After government talks failed to win a matching breakthrough, the EU and the US agreed on Halloween to remove tariffs on a quota of steel and aluminum imports from the bloc into the US beginning in January. However, tariffs will stay on all UK steel and aluminum exports.
Anne-Marie Trevelyan, the international trade minister, invited the US commerce secretary to London for further talks last month, which are expected to take place in January. An industry source, though, expressed skepticism that a deal would be achieved swiftly.
Former President Donald Trump first imposed tariffs on national security grounds in 2018 under Section 232 of the Trade Expansion Act. Imports are said to have harmed the United States’ ability to create its own steel.
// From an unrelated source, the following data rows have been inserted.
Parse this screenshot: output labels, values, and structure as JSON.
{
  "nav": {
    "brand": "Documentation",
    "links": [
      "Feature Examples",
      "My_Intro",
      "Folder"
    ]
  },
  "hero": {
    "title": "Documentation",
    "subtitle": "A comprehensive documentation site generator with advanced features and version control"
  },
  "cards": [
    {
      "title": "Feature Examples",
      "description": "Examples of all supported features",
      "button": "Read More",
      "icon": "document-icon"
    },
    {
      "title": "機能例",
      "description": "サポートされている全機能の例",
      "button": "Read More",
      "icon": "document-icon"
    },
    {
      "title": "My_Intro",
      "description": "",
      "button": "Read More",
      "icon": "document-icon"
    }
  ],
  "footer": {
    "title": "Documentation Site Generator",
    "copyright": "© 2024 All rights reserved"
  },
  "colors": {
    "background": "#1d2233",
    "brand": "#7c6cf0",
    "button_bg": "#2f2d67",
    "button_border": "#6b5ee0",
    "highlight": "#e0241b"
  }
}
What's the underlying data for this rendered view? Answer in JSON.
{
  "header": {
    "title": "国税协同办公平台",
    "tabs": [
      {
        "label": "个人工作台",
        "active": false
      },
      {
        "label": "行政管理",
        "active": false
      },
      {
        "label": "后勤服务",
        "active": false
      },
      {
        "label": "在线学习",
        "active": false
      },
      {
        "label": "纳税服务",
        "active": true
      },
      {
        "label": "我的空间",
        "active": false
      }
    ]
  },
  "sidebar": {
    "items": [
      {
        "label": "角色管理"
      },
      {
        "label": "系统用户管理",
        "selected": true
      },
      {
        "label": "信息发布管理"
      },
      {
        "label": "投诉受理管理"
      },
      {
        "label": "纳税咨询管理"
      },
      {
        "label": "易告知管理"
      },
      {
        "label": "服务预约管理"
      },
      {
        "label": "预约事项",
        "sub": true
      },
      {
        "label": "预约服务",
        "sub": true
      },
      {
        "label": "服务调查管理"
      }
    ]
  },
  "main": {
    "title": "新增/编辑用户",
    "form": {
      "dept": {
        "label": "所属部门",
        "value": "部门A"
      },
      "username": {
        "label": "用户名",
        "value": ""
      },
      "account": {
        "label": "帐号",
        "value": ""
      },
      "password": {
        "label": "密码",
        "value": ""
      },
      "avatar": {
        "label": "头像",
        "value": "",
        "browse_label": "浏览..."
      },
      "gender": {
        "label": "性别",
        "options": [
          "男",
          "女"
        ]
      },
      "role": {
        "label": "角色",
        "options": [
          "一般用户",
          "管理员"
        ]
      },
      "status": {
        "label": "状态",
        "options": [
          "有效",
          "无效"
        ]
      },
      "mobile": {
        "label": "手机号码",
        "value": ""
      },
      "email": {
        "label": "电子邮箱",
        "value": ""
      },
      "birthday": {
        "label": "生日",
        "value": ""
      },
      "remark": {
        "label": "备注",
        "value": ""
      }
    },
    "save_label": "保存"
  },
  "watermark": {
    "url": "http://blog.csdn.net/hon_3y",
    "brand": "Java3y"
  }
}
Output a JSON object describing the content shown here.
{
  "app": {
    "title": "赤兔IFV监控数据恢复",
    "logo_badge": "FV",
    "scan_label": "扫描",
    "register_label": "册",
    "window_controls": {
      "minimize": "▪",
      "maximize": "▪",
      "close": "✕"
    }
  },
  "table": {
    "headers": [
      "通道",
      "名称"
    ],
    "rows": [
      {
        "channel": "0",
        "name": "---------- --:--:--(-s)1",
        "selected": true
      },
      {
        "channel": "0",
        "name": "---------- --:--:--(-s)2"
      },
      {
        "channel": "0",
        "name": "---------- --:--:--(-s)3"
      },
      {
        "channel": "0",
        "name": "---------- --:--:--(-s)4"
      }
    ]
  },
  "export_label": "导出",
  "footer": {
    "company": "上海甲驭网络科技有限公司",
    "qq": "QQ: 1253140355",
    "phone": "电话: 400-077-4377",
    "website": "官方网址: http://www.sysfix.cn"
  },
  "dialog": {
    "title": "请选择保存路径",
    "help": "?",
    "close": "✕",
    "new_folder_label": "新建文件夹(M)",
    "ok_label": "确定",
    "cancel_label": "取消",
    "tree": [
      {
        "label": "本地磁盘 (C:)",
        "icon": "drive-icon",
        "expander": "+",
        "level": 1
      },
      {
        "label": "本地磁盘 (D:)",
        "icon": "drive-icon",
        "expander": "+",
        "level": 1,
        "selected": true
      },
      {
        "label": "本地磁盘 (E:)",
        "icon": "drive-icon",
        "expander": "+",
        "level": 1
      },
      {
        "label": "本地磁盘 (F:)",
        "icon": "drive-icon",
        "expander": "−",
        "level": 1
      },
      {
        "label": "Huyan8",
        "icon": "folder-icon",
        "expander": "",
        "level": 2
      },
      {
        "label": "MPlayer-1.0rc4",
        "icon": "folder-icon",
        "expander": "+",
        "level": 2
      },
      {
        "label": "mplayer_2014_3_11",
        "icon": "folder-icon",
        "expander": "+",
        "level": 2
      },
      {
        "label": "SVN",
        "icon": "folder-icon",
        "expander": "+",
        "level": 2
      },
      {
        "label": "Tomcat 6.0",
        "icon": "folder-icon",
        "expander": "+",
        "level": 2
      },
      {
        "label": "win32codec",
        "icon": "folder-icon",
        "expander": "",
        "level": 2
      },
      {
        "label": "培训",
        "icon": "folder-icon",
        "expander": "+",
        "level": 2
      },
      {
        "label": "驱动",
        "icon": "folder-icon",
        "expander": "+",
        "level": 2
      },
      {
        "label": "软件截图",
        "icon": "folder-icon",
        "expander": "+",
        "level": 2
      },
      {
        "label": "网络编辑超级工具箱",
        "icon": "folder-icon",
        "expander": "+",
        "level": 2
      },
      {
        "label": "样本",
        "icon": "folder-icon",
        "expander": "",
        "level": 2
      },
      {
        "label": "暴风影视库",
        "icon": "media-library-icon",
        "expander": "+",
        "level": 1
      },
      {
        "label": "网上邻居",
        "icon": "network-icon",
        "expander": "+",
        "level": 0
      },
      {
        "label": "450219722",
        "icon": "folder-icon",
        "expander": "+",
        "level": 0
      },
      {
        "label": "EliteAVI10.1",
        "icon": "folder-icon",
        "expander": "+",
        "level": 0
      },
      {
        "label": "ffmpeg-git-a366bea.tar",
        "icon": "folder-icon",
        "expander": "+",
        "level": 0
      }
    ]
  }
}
British exports to the EU may also be harmed as a result of an extremely harsh clause in the EU-US deal, which states that steel produced in the UK will still be subject to tariffs even if it is worked on and exported by EU firms.